Though the word “unprecedented” has been thrown around a lot in 2020, the older generations may remember stories of the last pandemic: the Spanish Flu in 1918.
DeSoto County was, like the rest of the nation, affected by that disease at the time, as seen in the archives of the predecessors to The DeSoto Times-Tribune.
The public health solutions to that pandemic sound familiar: the advice to avoid unnecessary contact as much as possible and cover coughs and sneezes to prevent.
“It is especially important to beware of the person who coughs or sneezes without covering his mouth and nose,” DeSoto County’s newspaper said. “It follows that one should keep out of crowds and stuff places as much as possible, keep homes, offices and workshops well aired, spend some time out of doors each day, walk to work if at all practicable — in short, make every possible effort to breathe as much pure air as possible.”
The pandemic was not the only major event happening at that time — the United States was also fighting in World War I. The tone of unifying as a nation to overcome a war and a pandemic was strong throughout the stories in the DeSoto County newspaper at the time.
“Do not fear when fighting a German or a germ,” one advertisement said.
One illustration compared the dangers of coughing and sneezing in a crowd or without covering your nose and mouth to weapons of war.
“Coughs and sneezes spread diseases,” the caption said, “as dangerous as poison gas shells.”
People in DeSoto County seemed to be working together to achieve these shared goals, using honey and dried fruit for Christmas cakes to conserve sugar and donating to hospitals treating American soldiers.
“Please, everybody, in DeSoto County do your part in getting up our allotment,” the paper said of a shipment of homemade handkerchiefs for hospitals. “Do not forget to bring along all the worn clothes, shoes, and pieces of cloth to be sent to the millions of refugees in Belgium and France.”

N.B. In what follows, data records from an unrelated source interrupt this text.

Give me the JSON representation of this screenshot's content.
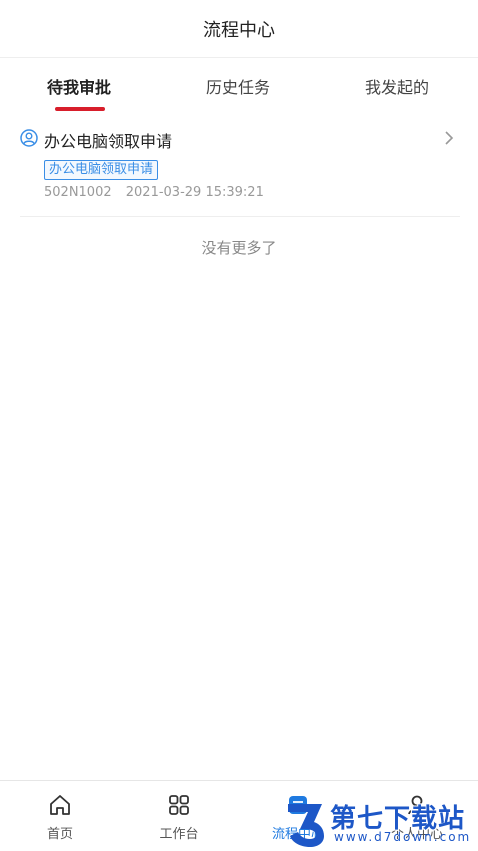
{
  "header": {
    "title": "流程中心"
  },
  "tabs": [
    {
      "label": "待我审批",
      "active": true
    },
    {
      "label": "历史任务",
      "active": false
    },
    {
      "label": "我发起的",
      "active": false
    }
  ],
  "item": {
    "title": "办公电脑领取申请",
    "tag": "办公电脑领取申请",
    "code": "502N1002",
    "time": "2021-03-29 15:39:21",
    "icon": "user-circle-icon"
  },
  "list_footer": "没有更多了",
  "tabbar": [
    {
      "label": "首页",
      "icon": "home-icon",
      "active": false
    },
    {
      "label": "工作台",
      "icon": "grid-icon",
      "active": false
    },
    {
      "label": "流程中心",
      "icon": "flow-icon",
      "active": true
    },
    {
      "label": "个人中心",
      "icon": "user-icon",
      "active": false
    }
  ],
  "watermark": {
    "brand": "第七下载站",
    "url": "www.d7down.com"
  },
  "colors": {
    "accent": "#d81e2b",
    "link": "#3a8ee6",
    "tab_active": "#1f7ae0"
  }
}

A largely uncontrolled spread of tuberculosis also added to the stress of the time and led to many more deaths in conjunction with the flu.
Though there does not appear to be any large group of the public questioning the cause of death or flouting of the advice of health experts (aside from a few anti-mask leagues in other parts of the country), misinformation was still spread.

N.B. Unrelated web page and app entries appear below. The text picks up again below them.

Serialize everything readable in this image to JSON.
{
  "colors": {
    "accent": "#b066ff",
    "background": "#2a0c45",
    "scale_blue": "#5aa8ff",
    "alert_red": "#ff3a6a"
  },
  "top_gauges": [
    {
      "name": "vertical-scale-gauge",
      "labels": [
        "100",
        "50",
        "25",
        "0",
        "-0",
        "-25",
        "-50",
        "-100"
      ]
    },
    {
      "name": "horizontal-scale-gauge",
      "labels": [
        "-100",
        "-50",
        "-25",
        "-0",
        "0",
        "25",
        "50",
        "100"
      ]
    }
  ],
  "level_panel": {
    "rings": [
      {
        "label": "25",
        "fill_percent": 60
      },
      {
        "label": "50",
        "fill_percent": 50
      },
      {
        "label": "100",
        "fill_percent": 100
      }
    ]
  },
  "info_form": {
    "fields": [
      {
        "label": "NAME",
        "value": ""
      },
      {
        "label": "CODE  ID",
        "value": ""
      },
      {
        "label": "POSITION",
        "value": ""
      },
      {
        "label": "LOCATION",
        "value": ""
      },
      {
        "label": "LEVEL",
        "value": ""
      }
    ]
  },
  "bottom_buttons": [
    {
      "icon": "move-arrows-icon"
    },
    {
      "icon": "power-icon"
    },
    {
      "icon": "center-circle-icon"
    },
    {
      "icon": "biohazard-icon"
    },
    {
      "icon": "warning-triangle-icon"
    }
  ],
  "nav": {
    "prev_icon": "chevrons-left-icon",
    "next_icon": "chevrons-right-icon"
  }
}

The misinformation often came from salespeople trying to profit from the pandemic, like one item in the DeSoto County paper at the time said Vick’s Vaporub could be used to “throw off the germs'' when applied to the chest and throat. Misinformation prompted health officials to continue announcing that there was no known cure for tuberculosis of flu at that time.

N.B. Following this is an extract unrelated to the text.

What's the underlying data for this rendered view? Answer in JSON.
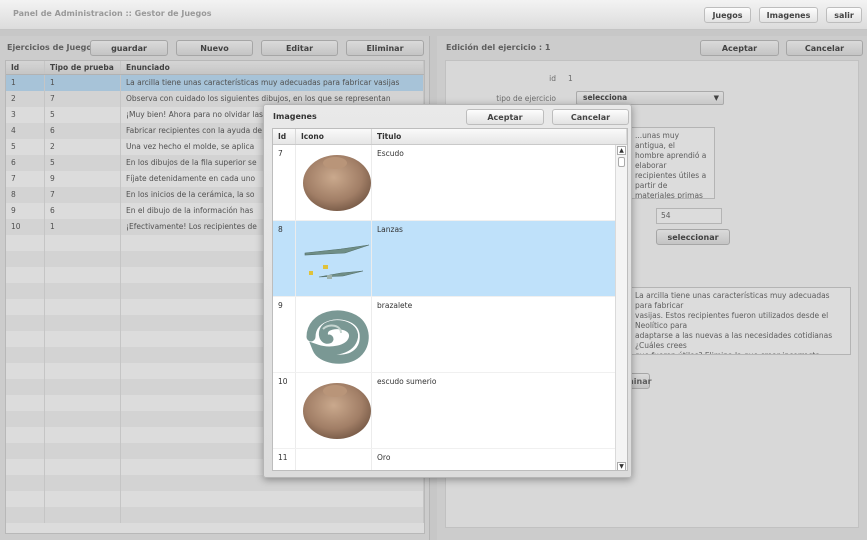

Though the misinformation, medical technology, historical events and county have changed a great deal between then and now, the advice from experts has largely been the same across a century: work together to protect your community by avoiding contact as much as possible.